Visiting another country can be eye-opening, and it is a great way to learn about other cultures. But if you don’t speak the local language, your understanding of the place and its people probably won’t be as good – even if everyone there speaks English to you. Luckily for a group of officers from the U.S. Air Force’s graduate school for strategists, one lieutenant was recently able to fill in the blanks.

As a participant in the Language Enabled Airman Program, 1st Lt. James To is part of a career-spanning program operated by the Air Force Culture and Language Center at Maxwell Air Force Base, Ala. LEAP sustains, enhances and helps the Air Force use the existing language skills of Airmen. In To’s case, he came to the program with a native speaker’s expertise in Vietnamese. The lieutenant was born and lived in Vietnam until he was 12 years old. This “local’s perspective” was just what was needed for a cultural immersion trip scheduled for students in the School for Advanced Air and Space Studies.

To was one of two Vietnamese-speaking officers selected to provide support during the trip. He accompanied the group on a fast-paced tour of Vietnam, with a focus on the Vietnam War. As a support officer, To provided language and cultural translation skills, and his knowledge opened a window into Vietnam for the students – one that they would have never even known was there had To not been a part of the trip.

Although many of the historical sites the group visited had signage and information in English as well as Vietnamese, To was able to point out the differences between the two translations. These differences could be subtle in tone, or they could take on widely different meanings in each language. “I was able to point out the differences and inconsistencies,” To said. “For example, the plaque could read ‘South Vietnamese’ or ‘the Saigon regime’ in English. But the words used in the Vietnamese version were ‘traitor,’ ‘America’s lackey,’ or ‘pawn.’”

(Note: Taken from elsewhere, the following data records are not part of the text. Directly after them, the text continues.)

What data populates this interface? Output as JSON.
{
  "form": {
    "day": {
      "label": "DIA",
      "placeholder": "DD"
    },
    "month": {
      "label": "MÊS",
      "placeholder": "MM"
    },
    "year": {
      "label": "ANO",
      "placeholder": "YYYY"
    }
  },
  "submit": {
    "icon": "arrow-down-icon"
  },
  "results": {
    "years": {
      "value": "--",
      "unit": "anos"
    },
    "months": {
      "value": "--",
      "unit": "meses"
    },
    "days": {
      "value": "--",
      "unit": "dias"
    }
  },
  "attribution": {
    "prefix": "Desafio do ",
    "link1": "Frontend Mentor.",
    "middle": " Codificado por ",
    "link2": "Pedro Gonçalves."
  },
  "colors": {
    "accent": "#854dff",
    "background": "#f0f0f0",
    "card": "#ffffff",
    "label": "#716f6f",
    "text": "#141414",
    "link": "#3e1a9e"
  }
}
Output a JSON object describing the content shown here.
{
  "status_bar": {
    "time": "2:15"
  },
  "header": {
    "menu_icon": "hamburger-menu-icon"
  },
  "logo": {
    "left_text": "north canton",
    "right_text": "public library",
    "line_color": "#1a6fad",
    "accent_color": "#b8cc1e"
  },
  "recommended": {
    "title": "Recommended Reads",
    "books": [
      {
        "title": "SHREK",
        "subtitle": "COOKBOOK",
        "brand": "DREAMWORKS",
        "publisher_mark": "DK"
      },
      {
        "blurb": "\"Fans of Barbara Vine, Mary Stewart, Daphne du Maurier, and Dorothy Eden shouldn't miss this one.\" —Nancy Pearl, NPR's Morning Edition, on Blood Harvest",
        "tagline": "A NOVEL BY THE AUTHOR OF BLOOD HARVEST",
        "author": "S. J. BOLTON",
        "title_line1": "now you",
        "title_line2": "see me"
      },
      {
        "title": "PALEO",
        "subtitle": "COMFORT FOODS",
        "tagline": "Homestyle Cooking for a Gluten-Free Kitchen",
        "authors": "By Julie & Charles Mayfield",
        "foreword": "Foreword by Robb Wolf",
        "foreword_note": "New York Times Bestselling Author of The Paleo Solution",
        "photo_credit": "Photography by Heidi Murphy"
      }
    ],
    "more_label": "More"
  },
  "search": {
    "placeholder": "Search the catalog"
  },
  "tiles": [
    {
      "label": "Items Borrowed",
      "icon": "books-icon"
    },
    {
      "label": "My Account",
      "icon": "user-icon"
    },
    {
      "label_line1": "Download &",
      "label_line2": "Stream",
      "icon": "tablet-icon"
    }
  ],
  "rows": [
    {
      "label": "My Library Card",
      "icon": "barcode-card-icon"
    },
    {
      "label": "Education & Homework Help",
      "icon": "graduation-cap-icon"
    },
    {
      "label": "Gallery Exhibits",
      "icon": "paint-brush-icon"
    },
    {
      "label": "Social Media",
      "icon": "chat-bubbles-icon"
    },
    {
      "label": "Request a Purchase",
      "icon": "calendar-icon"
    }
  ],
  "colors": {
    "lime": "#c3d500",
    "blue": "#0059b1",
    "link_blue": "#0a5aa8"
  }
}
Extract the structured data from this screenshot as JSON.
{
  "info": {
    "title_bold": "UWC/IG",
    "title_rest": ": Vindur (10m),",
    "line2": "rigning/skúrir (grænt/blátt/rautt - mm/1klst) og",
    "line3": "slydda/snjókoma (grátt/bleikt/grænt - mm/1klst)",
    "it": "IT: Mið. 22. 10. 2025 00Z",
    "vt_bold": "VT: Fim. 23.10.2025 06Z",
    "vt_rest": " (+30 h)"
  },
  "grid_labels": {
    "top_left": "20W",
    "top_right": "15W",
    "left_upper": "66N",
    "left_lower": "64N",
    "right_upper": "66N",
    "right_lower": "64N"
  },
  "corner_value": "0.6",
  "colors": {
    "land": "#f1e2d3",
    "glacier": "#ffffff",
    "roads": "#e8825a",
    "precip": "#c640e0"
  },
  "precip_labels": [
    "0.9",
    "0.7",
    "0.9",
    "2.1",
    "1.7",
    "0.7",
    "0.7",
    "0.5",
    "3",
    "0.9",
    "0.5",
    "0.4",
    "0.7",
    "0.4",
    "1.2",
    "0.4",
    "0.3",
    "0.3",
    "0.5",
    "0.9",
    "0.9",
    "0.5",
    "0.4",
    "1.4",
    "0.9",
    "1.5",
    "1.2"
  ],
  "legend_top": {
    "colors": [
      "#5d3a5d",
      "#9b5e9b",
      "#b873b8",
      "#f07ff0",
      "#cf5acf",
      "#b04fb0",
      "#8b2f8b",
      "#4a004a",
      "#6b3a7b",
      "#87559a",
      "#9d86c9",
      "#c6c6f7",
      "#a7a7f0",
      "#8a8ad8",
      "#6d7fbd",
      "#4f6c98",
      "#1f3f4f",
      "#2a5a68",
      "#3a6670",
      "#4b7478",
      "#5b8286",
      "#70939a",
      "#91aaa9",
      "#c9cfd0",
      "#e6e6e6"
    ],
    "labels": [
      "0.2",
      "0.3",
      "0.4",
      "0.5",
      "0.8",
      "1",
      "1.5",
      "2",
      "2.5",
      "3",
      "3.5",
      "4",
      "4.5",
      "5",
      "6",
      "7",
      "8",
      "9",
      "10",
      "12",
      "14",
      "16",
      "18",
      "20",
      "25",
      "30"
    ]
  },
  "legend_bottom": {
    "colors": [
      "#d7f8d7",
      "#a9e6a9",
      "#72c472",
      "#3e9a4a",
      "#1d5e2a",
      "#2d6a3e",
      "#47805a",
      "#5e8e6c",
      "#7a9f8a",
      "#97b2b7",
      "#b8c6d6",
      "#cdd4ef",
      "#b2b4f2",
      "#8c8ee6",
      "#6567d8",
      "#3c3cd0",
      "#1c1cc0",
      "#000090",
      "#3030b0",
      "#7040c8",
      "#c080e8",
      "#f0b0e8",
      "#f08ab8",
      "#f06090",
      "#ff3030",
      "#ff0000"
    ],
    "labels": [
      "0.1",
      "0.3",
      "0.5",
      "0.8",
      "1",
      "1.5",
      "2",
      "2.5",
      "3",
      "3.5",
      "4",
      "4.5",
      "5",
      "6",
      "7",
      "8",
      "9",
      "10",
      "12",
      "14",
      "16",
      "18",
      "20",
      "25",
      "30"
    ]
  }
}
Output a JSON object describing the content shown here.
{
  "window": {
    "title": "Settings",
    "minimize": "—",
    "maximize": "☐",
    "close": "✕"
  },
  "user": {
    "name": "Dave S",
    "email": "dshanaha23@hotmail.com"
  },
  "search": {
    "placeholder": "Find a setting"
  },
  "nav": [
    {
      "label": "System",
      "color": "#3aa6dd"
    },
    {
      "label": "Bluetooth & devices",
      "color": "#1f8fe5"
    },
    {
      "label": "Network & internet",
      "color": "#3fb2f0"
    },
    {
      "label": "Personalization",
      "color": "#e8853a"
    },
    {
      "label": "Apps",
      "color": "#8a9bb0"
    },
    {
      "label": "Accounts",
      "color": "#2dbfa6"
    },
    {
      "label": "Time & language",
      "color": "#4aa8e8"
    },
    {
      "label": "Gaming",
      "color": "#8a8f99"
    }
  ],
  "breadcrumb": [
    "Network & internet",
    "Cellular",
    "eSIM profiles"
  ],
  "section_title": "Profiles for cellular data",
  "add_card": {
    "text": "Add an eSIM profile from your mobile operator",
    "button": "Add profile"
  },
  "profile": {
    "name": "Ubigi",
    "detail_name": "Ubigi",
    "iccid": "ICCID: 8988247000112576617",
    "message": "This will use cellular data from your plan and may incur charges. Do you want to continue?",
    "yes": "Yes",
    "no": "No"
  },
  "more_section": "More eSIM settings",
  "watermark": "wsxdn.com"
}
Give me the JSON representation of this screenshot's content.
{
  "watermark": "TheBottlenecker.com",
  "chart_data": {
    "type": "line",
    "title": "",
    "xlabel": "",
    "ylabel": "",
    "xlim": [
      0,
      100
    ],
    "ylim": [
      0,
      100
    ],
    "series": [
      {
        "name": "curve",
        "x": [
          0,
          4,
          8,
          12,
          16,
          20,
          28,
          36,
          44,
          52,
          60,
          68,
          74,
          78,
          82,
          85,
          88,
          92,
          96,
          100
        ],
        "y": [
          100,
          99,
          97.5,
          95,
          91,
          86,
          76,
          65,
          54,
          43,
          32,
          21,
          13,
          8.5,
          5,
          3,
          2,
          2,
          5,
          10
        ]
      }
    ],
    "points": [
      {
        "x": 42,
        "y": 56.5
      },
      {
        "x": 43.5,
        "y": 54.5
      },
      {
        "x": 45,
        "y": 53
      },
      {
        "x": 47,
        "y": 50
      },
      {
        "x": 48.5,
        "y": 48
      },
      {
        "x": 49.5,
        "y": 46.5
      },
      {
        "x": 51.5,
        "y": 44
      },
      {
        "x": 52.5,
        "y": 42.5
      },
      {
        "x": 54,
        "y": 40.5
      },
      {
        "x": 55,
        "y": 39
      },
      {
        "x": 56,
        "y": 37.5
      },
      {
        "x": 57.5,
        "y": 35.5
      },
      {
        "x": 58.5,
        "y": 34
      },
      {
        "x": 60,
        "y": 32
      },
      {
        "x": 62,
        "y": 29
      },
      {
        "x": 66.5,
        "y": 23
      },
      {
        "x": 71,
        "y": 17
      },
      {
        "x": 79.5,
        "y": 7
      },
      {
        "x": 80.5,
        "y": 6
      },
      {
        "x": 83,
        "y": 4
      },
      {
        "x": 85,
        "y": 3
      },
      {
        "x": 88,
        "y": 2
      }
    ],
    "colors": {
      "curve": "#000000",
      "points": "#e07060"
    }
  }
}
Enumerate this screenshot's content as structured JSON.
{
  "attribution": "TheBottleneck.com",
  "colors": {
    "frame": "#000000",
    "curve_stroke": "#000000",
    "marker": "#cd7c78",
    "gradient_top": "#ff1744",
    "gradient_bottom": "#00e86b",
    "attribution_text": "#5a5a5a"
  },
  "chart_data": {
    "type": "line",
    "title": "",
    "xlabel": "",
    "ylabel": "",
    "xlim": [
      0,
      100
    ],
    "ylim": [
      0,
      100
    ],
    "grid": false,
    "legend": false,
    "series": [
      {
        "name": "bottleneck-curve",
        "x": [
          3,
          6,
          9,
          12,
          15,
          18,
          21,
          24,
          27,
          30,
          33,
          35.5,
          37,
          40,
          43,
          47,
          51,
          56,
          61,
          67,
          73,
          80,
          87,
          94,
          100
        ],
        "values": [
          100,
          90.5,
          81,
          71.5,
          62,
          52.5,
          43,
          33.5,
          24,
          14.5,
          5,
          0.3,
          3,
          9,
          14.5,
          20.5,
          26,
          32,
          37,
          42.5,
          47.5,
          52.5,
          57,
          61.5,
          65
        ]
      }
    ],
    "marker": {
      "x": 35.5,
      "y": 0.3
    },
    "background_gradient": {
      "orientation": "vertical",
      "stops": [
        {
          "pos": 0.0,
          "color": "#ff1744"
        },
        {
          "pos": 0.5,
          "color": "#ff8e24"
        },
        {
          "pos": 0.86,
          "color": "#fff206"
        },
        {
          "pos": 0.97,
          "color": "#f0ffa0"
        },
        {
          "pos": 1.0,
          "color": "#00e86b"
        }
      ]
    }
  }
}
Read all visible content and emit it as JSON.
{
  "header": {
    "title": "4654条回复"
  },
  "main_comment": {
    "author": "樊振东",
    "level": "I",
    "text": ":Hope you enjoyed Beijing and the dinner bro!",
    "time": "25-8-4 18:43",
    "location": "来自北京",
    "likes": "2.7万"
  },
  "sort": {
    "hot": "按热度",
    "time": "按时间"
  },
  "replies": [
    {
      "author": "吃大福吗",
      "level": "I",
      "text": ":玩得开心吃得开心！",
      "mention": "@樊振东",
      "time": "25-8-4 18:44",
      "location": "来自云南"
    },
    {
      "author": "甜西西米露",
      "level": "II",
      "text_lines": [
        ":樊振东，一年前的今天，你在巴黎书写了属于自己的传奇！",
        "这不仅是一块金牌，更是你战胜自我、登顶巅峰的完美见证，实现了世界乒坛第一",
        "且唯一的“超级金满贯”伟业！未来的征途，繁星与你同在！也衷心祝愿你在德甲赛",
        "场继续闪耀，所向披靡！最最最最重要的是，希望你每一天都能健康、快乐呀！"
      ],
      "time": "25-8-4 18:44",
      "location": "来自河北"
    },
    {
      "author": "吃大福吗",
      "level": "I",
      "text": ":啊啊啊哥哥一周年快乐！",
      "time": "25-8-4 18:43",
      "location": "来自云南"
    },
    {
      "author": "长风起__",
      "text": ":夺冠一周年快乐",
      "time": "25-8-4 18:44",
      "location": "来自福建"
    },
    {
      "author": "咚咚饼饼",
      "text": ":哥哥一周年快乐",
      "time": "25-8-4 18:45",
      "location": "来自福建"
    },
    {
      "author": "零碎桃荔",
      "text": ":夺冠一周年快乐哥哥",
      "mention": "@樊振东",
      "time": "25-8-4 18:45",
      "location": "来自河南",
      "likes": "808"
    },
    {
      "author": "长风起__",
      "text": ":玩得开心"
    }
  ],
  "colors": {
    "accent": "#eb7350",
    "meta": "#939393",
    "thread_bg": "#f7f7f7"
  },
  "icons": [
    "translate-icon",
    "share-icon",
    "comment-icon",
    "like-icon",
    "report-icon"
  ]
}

In addition to translating and providing context at historical sights, To also expanded the group’s cultural knowledge through culinary excursions. At the end of a day’s work, To would ask the students if anyone wanted to go find authentic food for dinner. Authentic experiences meant food stalls and other venues where the locals ate. The other Americans got a sense of what real, every-day, Vietnamese life was like. It was more than just an opportunity to try new foods – it was a way to increase understanding, To said.

“When you’re working in another country, especially in Asian cultures, you may have meetings all day, but a lot of the real work happens later – at dinner or over drinks, when you get to know each other, and after the small talk – that’s when the real business gets done,” To said. “Being able to go into a host country and eat the same things, and drink the same things, it just makes conversation and trust easier between people.”

To’s family immigrated to the U.S. in 2003 when he was 12. Being able to come to the U.S. was a great thing, he said, and was part of the reason he joined the U.S. Air Force. “I wanted to serve my country, and I also, I felt like I was giving back to the country that helped me and my family.”

The AFCLC recently completed selections for the 2017 LEAP application cycle. Applications will be accepted and reviewed again in 2018. For more information on LEAP or the AFCLC, see, e-mail or call 334-953-7729.